        Because community policing has already shown success at the domestic level, just policing supporters argue it should be extended to the international level as well. To implement such a program at the international level, the view of states as totally independent entities needs to be replaced by one that emphasizes “multilateral cooperation, global institutions, and international law.” This paradigm calls for a strong international community with global police forces to apprehend or stop criminals and nations who violate international law. International courts would be responsible for punishing criminals, while a main international police institution (likely through the UN) would network with regional (“neighborhood”) police stations throughout the world. These regional stations would partner with local humanitarian and peacemaking groups, as well as NGOs to prevent crime. The police would have other responsibilities beyond the potential use of force that would facilitate community integration and cooperation. All of this would legally require states to significantly limit their military power, and to start viewing themselves as part of a global community of nations. While much of this may sound idealistic, just policing advocates argue that due largely to globalization, there are many signs of a more integrated international community already emerging.
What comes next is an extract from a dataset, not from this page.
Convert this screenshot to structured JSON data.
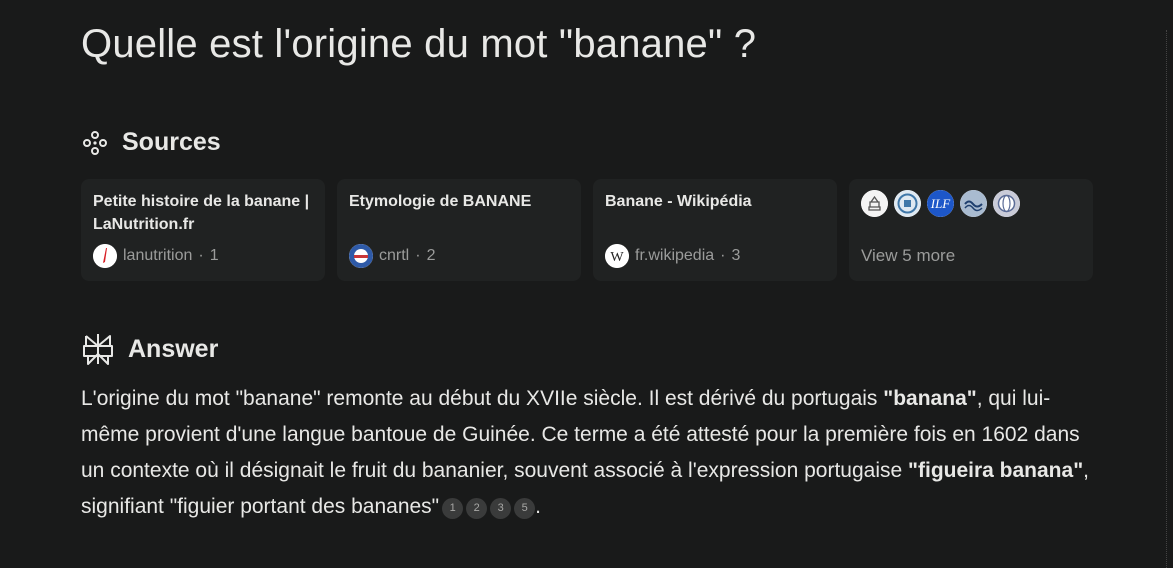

        To be sure, just policing faces challenges from other paradigms. Political realists will dismiss it as naïvely idealistic, because states will never (and should never) concede any military power to an international community. Many traditional just war theorists, pacifists, and Christian realists will argue similarly. At the same time, others in those three groups might eventually be persuaded by just policing because of overlapping methods and convictions. Just policing continues to use just war criteria by applying it to international policing. It agrees with Christian realists who insist that no matter how effective our institutions get at preventing crime, the use of force will remain necessary because there will always be criminals, injustice, and violence – even if there will not be wars. On the other hand, many Christian realists will probably be skeptical about the possibility of an extensive international community due to a stronger belief in the inherently selfish nature of states. Finally, because many pacifists see a qualitative difference between war and policing, they might eventually be able to support just policing. Schlabach argues that while policing requires strong legal accountability, a focus on the common good, and a presumption against violence, warfare inherently breaks away from the rule of law, places communities in opposition to one another, and devolves into excessive violence. Furthermore, some pacifists are even open to affirming vocational callings to participate in the policing function in some capacity. In light of these observations, just policing is likely to continue to be an important part of the debate about the ethics of war and peace